Monsignor: ‘Many victims ... told me I helped them’
The defense in the landmark clergy sex-abuse trial rested Tuesday after Msgr. William J. Lynn ended three days of contentious testimony the way he started it — asserting he did his best to protect children but lacked the power to do more."I did much more than had been done before I got there," Lynn said, later adding: "I have many victims that told me I helped them." After the former Archdiocese of Philadelphia clergy secretary left the stand, the landmark trial moved briskly toward a conclusion.
The defense in the landmark clergy sex-abuse trial rested Tuesday after Msgr. William J. Lynn ended three days of contentious testimony the way he started it — asserting he did his best to protect children but lacked the power to do more.
"I did much more than had been done before I got there," Lynn said, later adding: "I have many victims that told me I helped them."
After the former Archdiocese of Philadelphia clergy secretary left the stand, the landmark trial moved briskly toward a conclusion.
Lawyers for Lynn and codefendant the Rev. James J. Brennan called their last witnesses, a parade of friends, relatives, parishioners, priests, and nuns who praised the defendants as law-abiding citizens.
Common Pleas Court Judge M. Teresa Sarmina told jurors to return Thursday for closing arguments. Deliberations could begin by the end of the week.
Nearly 60 witnesses testified during the 11-week trial.
Who did not could be critical. Brennan chose not to testify, gambling that prosecutors failed to prove their contention that he tried to rape a 14-year-old boy in 1996.
And neither commonwealth nor defense lawyers asked to show jurors the seven-hour videotaped deposition of the late Cardinal Anthony J. Bevilacqua or call to the witness stand two of his former aides, Bishops Edward Cullen and Joseph Cistone. According to a memo shown in court, both men allegedly knew about Bevilacqua's order to shred a central piece of evidence — a 1994 list that identified area priests suspected of abusing minors.

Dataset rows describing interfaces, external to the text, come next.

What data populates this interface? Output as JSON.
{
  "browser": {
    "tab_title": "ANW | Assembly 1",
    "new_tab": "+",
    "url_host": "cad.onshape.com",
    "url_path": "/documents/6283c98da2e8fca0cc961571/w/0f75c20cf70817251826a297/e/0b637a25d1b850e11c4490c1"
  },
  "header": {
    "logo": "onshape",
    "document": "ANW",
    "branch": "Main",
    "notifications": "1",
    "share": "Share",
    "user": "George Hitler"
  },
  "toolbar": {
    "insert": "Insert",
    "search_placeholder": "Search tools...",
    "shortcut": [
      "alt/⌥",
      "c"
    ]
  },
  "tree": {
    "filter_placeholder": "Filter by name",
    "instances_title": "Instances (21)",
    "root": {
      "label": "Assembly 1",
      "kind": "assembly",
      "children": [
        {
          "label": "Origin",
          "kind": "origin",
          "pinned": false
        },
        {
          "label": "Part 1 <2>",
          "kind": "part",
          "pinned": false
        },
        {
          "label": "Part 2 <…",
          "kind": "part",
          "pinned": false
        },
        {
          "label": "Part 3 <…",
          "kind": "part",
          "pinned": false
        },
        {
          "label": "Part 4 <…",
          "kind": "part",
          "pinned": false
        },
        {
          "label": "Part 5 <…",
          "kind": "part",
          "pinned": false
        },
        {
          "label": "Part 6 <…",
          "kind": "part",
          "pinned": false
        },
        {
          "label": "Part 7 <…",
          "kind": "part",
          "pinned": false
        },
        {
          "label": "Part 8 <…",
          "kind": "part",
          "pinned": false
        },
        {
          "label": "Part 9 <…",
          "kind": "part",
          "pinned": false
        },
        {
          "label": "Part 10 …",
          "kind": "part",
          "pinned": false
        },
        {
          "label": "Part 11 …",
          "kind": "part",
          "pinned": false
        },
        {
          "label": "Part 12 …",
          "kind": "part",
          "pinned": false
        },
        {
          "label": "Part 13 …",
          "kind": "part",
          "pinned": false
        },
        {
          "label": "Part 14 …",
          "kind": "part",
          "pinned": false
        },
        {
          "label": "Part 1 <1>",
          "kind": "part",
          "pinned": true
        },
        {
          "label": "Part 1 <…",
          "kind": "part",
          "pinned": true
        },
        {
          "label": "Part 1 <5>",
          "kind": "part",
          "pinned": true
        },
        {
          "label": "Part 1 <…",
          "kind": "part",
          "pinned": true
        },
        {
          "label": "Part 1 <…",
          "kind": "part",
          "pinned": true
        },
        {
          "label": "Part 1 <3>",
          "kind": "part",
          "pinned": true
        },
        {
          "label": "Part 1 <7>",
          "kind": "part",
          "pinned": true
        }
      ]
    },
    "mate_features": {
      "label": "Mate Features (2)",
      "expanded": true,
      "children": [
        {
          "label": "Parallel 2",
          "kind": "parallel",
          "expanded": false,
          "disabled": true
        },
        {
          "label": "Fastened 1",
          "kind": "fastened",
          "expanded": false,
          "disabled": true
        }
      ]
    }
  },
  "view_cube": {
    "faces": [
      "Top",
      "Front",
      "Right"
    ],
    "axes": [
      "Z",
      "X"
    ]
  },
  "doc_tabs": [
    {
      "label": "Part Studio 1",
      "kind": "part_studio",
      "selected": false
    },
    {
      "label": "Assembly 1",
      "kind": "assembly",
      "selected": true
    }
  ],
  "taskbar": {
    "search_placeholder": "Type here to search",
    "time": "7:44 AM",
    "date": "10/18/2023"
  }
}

Lynn, who investigated clergy sex-abuse complaints and recommended actions against accused priests, compiled the list. He contends that he did it to get a handle on the problem of predator priests, but that his superiors, specifically Bevilacqua, ultimately shaped church policy and decided where problem priests would serve.
Assistant District Attorney Patrick Blessington continued to scoff, sometimes loudly, at that suggestion. He and Lynn barely acknowledged each other as they returned to their courtroom seats Tuesday morning, then picked up where they left off five days earlier — battling and usually disagreeing over what Lynn meant or intended in dozens of confidential church memos he wrote about priests accused of sexual misconduct.
Blessington called Lynn "the eyes and the ears" of the cardinal, and a man in "a powerful position" to understand the scope of abuse but who failed to do anything about it.
He focused on the most substantive and potentially damning evidence in the child endangerment case: Lynn's recommendation that the Rev. Edward Avery be allowed to live and celebrate Mass at St. Jerome Church in Northeast Philadelphia in the mid-1990s, after learning that Avery had molested a teen two decades earlier.
Avery pleaded guilty before trial to sexually assaulting an altar boy at St. Jerome in 1999. Didn't members of that parish deserve to know his history before he arrived? the prosecutor asked.
"Yes, I think they would," Lynn replied.
"But you lied instead," Blessington charged.
"Yes, I lied," Lynn said. "Because at that point I was not permitted to say why someone was removed from their parish."
The prosecutor also suggested that Lynn acted to remove the Rev. Michael McCarthy in 1993 only because the wife of a generous church donor had complained that McCarthy was running a travel agency from his Norristown rectory. Blessington noted that McCarthy was named a pastor in 1992 despite abuse accusations against him in 1986 and 1991.
Lynn denied the donations played any role in his decisions and said he was acting because another priest complained about McCarthy.
He also said the complaints against McCarthy came in before he became secretary for clergy and that Bevilacqua and Cullen were the ones who let McCarthy stay a pastor.
"I didn't have the power to do anything," Lynn said.
Lynn's codefendant, Brennan, is accused of trying to rape a 14-year-old boy in 1996. Brennan has denied the allegation.
In a flash of unexplained drama, Brennan's lawyer, William J. Brennan, erupted in anger and was cited in contempt late Tuesday by the judge after a prosecutor said aloud that his client is no longer allowed to call himself a priest. The outburst led to a closed-door meeting with the judge and lawyers, but no explanation.
James Brennan was the defendant in a 2008 internal church trial but its outcome is unclear. The archdiocese website describes him only as a priest with restricted ministry.
Church officials and the lawyers have repeatedly declined to comment because of a gag order.
Also Tuesday, Sarmina denied a new bid by defense lawyers to dismiss as beyond the statute of limitations an endangerment charge against Lynn and Brennan. Prosecutors called it a "Hail Mary" attempt to revisit legal ground already decided by the judge.